It is now February, and Valentine’s Day is upon us. Now that Leila is 6, she is old enough to really understand what these holidays mean, and to be excited by them. She looks forward to each one on the calendar, because it means that there is some new reason to celebrate. And her excitement about the holidays is contagious; suddenly days that meant only a little bit are now a lot more fun.
Which brings us back to Valentine’s Day. A friend of mine forwarded me the cutest idea; everyday for the month before Valentine’s Day, I would write a compliment on a heart of colored construction paper and tape it to her door. The idea is that by the time Valentine’s Day rolls around, her door is covered in hearts that don’t just show her how much she is loved, they reaffirm all of the wonderful things that make her special. The first five were easy: You are an awesome ballerina! Your smile is brighter than sunshine! You are the smartest girl in the whole world! But as the days grew on, I discovered myself struggling. The compliments that started to spring to my mind first were all physical observations. Your hair is perfect, you have such pretty eyes, you are the most beautiful girl in the world. And that was after some real thought, because after around the fifteenth day, coming up with any compliments at all suddenly – I am ashamed to say – became a struggle. I even secretly considered googling good compliments for little girls during some down time at work.

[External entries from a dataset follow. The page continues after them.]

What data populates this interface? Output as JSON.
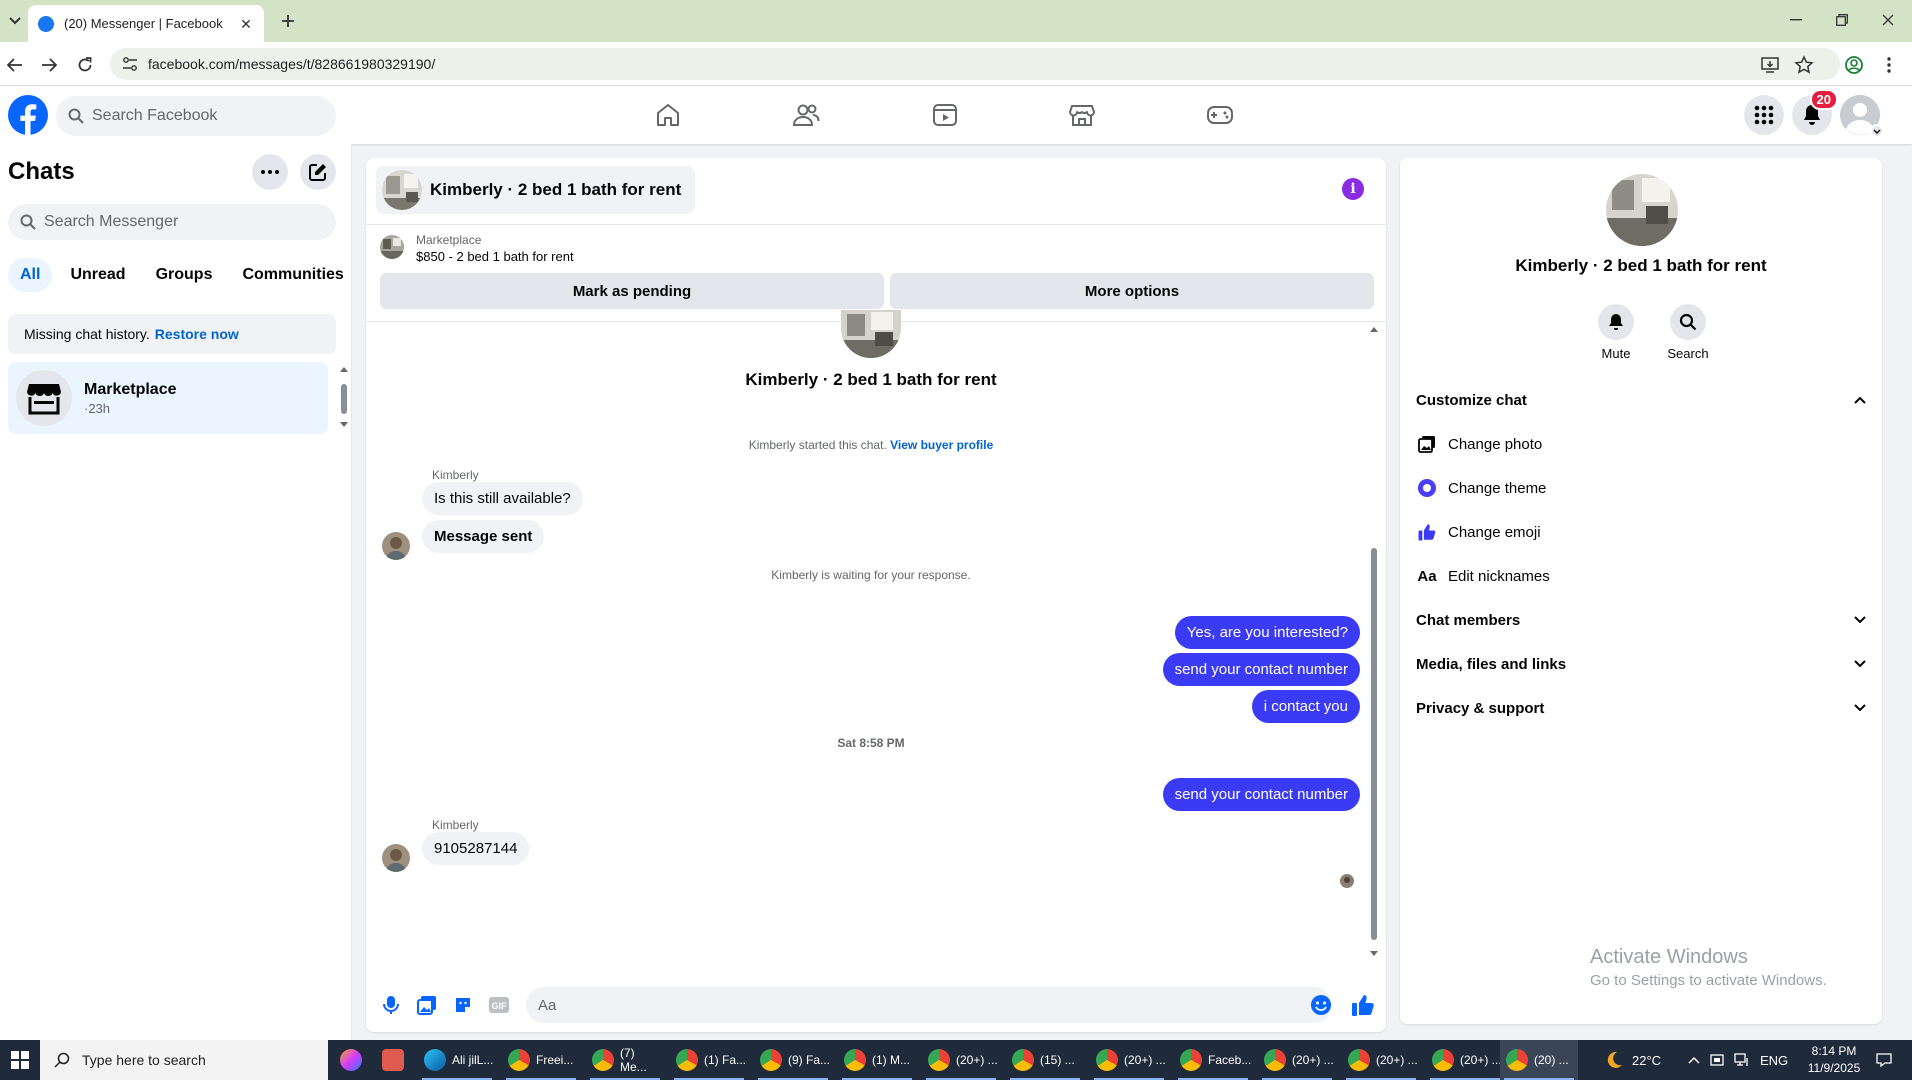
{
  "browser": {
    "tab_title": "(20) Messenger | Facebook",
    "url": "facebook.com/messages/t/828661980329190/"
  },
  "fb_header": {
    "search_placeholder": "Search Facebook",
    "notification_count": "20"
  },
  "sidebar": {
    "title": "Chats",
    "search_placeholder": "Search Messenger",
    "filters": [
      "All",
      "Unread",
      "Groups",
      "Communities"
    ],
    "history_notice": "Missing chat history.",
    "history_link": "Restore now",
    "chat_item": {
      "name": "Marketplace",
      "time": "·23h"
    }
  },
  "conversation": {
    "header_title": "Kimberly · 2 bed 1 bath for rent",
    "marketplace_label": "Marketplace",
    "listing": "$850 - 2 bed 1 bath for rent",
    "mark_pending": "Mark as pending",
    "more_options": "More options",
    "chat_title": "Kimberly · 2 bed 1 bath for rent",
    "started_text": "Kimberly started this chat.",
    "view_profile": "View buyer profile",
    "sender_name_1": "Kimberly",
    "msg_in_1": "Is this still available?",
    "msg_in_2": "Message sent",
    "waiting_text": "Kimberly is waiting for your response.",
    "msg_out_1": "Yes, are you interested?",
    "msg_out_2": "send your contact number",
    "msg_out_3": "i contact you",
    "timestamp": "Sat 8:58 PM",
    "msg_out_4": "send your contact number",
    "sender_name_2": "Kimberly",
    "msg_in_3": "9105287144",
    "composer_placeholder": "Aa"
  },
  "info_panel": {
    "name": "Kimberly · 2 bed 1 bath for rent",
    "mute_label": "Mute",
    "search_label": "Search",
    "customize_chat": "Customize chat",
    "change_photo": "Change photo",
    "change_theme": "Change theme",
    "change_emoji": "Change emoji",
    "edit_nicknames": "Edit nicknames",
    "chat_members": "Chat members",
    "media_files": "Media, files and links",
    "privacy_support": "Privacy & support",
    "nickname_icon_text": "Aa"
  },
  "watermark": {
    "line1": "Activate Windows",
    "line2": "Go to Settings to activate Windows."
  },
  "taskbar": {
    "search_placeholder": "Type here to search",
    "apps": [
      "Ali jilL...",
      "Freei...",
      "(7) Me...",
      "(1) Fa...",
      "(9) Fa...",
      "(1) M...",
      "(20+) ...",
      "(15) ...",
      "(20+) ...",
      "Faceb...",
      "(20+) ...",
      "(20+) ...",
      "(20+) ...",
      "(20) ..."
    ],
    "weather": "22°C",
    "language": "ENG",
    "time": "8:14 PM",
    "date": "11/9/2025"
  },
  "colors": {
    "accent": "#1877f2",
    "outgoing_bubble": "#3b3bf5",
    "link": "#0064d1",
    "info_button": "#8a2be2",
    "badge": "#e41e3f"
  }
}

Wait a minute! What was happening here? Since when was it hard to come up with 30 compliments for my baby? And why were the first ones that sprung to mind based on her outside? I mean, I compliment my baby all the time…right? Right? I got to thinking, really thinking, about the notion of a compliment. It is reaffirming, it is encouraging, it is loving. Anything that positive should happen all the time. But does it? Or does the compliment come second to the correction?
What has been amazing though, is that this little exercise has forced me to sit down and consider all these things. This simple little activity that has taken five minutes out of my day has pushed me to focus on my baby’s strengths, not her flaws. It is making me dig past the surface of cute smiles, shining eyes and springy curls, find the true value in my baby, and then lift it up in her face to her to marvel at also. Her compliments are less obvious and more meaningful: You are a wonderful listener; you are a leader; you have a heart of gold; your kindness is amazing; you are as talented as you are smart as you are kind; everyday you make choices that make mommy and daddy proud. And with each heart I cut out and taped to her door, I began to realize that the problem is not that I don’t have anything positive to say about her; it is that I just haven’t developed the habit of expressing it as often as I should. It is so much easier to correct inappropriate behavior, or compliment what is obvious, like a little girl’s smile or her outfit. But I am promising myself today that everyday I have an opportunity to remind my baby about all the things that make her wonderful and I will take advantage of it. Thank goodness for Cupid and his lessons of love!